    For thousands of years various species of bamboo - one of the world's most versatile plants - have been used for diverse purposes ranging from food and medicine to textiles and construction. But its use on a large scale is hampered because it's not manufactured to specific standards but grown in the ground. A University of Pittsburgh professor is on track to changing that. VOA’s George Putic reports.
    Video

    Video Orphanage in Iraqi City Houses Kids Who Lost their Parents to Attacks by IS

    An orphanage in Iraqi Kurdistan has become home to scores of Yazidi children who lost their parents after Islamic State militants took over Sinjar in Iraq’s Nineveh Province in 2014. Iraqi Kurdish forces backed by the U.S. airstrikes have since recaptured Sinjar but the need for the care provided by the orphanage continues. VOA’s Kawa Omar filed this report narrated by Rob Raffaele.
    Video

    Video Re-Opening Old Wounds in a Bullet-Riddled Cultural Landmark

    A cultural landmark before Lebanon’s civil war transformed it into a nest of snipers, Beirut’s ‘Yellow House’ is once again set to play a crucial role in the city.  Built in a neo-Ottoman style in the 1920s, in September it is set to be re-opened as a ‘memory museum’ - its bullet-riddled walls and bunkered positions overlooking the city’s notorious ‘Green Line’ maintained for posterity. John Owens reports from Beirut.
    Video

    Video Brexit Resounds in US Presidential Contest

    Britain’s decision to leave the European Union is resounding in America’s presidential race. As VOA’s Michael Bowman reports, Republican presumptive nominee Donald Trump sees Britain’s move as an affirmation of his campaign’s core messages, while Democrat Hillary Clinton sees the episode as further evidence that Trump is unfit to be president.
    Video

    Video NASA Juno Spacecraft, Nearing Jupiter, to Shed Light on Gas Giant

    After a five-year journey, the spacecraft Juno is nearing its destination, the giant planet Jupiter, where it will enter orbit and start sending data back July 4th. As Mike O'Sullivan reports from Pasadena, California, the craft will pierce the veil of Jupiter's dense cloud cover to reveal its mysteries.
    Video

    Video Orlando Shooting Changes Debate on Gun Control

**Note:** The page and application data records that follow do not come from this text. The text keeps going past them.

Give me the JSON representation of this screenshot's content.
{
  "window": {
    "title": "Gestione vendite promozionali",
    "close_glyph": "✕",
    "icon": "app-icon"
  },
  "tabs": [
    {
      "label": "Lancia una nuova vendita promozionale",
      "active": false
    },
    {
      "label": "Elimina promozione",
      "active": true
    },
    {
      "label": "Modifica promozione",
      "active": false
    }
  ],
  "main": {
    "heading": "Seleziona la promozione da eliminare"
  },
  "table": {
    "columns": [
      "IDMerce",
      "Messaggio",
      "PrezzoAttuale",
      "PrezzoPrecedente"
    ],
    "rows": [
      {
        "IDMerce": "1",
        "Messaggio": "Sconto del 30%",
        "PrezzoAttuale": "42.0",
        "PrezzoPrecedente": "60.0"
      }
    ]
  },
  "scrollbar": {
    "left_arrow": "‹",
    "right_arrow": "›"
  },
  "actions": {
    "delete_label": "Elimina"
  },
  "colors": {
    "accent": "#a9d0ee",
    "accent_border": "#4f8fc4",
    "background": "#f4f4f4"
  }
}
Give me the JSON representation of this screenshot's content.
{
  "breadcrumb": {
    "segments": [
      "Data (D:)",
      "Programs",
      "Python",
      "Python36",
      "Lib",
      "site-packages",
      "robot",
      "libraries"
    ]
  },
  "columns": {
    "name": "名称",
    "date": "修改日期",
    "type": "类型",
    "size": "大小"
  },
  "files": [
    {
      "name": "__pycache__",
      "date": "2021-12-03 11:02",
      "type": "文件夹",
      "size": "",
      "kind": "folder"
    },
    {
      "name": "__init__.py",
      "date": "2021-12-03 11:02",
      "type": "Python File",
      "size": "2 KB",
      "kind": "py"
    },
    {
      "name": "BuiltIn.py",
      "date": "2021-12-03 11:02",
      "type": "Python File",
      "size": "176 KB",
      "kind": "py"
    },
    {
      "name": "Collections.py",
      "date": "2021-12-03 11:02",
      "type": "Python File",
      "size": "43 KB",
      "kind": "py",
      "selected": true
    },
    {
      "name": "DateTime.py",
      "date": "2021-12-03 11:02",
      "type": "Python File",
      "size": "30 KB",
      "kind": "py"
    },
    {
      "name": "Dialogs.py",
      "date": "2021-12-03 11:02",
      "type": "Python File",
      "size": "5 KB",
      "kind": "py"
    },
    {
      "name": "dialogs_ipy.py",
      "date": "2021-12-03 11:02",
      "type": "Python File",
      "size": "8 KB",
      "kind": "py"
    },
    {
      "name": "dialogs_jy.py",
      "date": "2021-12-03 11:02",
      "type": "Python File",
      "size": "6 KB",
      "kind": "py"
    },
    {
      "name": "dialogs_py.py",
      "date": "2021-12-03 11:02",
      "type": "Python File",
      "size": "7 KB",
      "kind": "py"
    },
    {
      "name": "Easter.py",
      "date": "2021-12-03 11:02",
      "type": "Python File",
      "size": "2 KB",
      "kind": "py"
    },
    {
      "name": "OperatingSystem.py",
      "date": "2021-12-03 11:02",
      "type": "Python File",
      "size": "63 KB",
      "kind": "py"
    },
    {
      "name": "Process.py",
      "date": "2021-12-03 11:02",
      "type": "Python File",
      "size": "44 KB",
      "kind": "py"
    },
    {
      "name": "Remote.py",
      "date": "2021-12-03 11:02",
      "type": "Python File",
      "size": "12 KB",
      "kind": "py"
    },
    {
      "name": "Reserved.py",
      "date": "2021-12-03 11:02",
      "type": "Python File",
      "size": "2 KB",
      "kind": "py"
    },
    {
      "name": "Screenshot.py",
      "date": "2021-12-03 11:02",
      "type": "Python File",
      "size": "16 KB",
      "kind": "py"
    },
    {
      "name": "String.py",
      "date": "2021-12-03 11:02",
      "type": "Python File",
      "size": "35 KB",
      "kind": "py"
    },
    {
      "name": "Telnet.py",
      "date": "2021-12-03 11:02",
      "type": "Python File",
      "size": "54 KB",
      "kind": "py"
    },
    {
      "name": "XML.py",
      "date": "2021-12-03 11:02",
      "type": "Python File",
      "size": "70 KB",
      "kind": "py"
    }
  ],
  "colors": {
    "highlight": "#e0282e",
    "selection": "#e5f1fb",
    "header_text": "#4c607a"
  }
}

    It’s been nearly two weeks since the largest mass shooting ever in the United States. Despite public calls for tighter gun control laws, Congress is at an impasse. Democratic lawmakers resorted to a 1960s civil rights tactic to portray their frustration. VOA’s Carolyn Presutti explains how the Orlando, Florida shooting is changing the debate.

    Special Report

    Adrift The Invisible African Diaspora